Phantom limb, also known as phantom limb pain or syndrome, is something others find difficult to understand but is common among amputees. A qualified prosthetist, along with a mental health professional, will help an amputee suffering from phantom limb pain. Here is what it is and some ways in which phantom limb can be treated.
custom made prosthesis
Losing a limb is a traumatic experience that sends people through the stages of grief, much like those when losing a loved one. Though this grieving process is both healthy and necessary there is light at the end of the tunnel. With permanent prosthesis you can work to regain your independence after amputation and begin your second chance with your very own custom made prosthesis.

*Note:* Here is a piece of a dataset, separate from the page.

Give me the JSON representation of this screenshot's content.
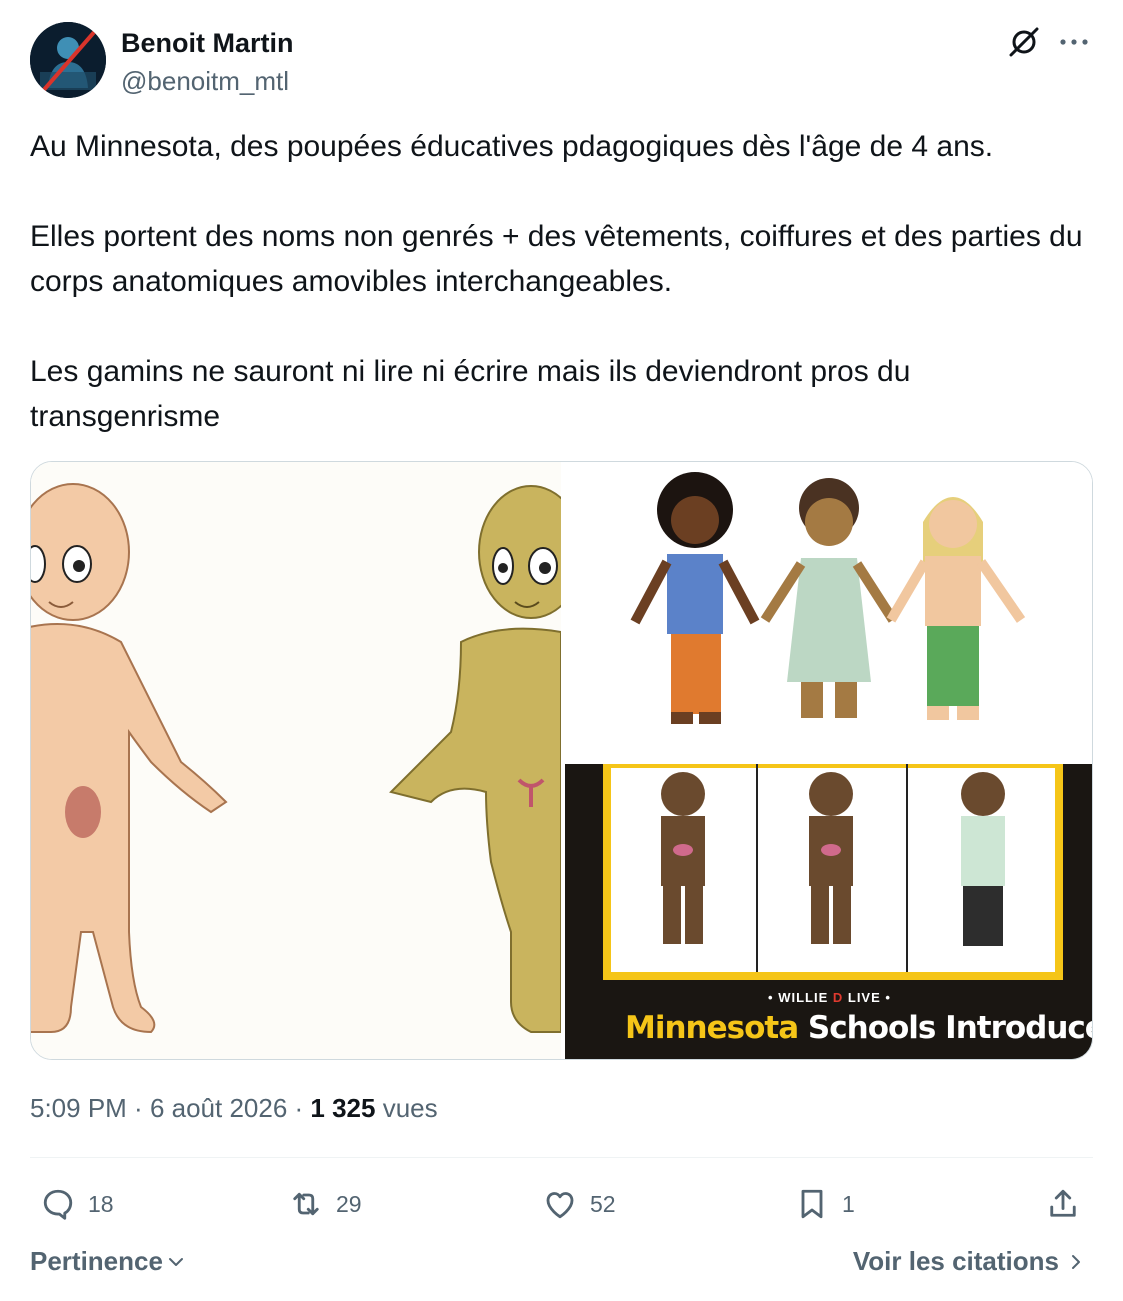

The comparison of modern prosthetic limbs to those throughout history takes us on an interesting journey of how the materials and design have become more advanced. The major difference in the range of improvements is found in the presence of newer materials as well as the integration of electronics in some cases. Permanent and custom made prosthesis have certainly been transformed over the years by orthotics and prosthetics practitioners and engineers, improving on both ergonomics and cosmetics.
Travelling is an exciting experience, and it requires substantial planning and preparation. You need to plan travel routes, destinations and what luggage needs to go with you. As challenging as this process can be for able bodied people it becomes even more daunting when travelling with people with cerebral palsy.
Losing a limb is traumatic for anybody who goes through the experience, but it is especially traumatic for athletes and other individuals who rely on the lost limb(s) for their sense of purpose and identity. Think of a sprinter, for instance, who’s lost a leg. In that moment, as that sprinter, you might feel like your career and purpose are lost.
The good news: With the help of orthotics and prosthetics practitioners you can get your running days back.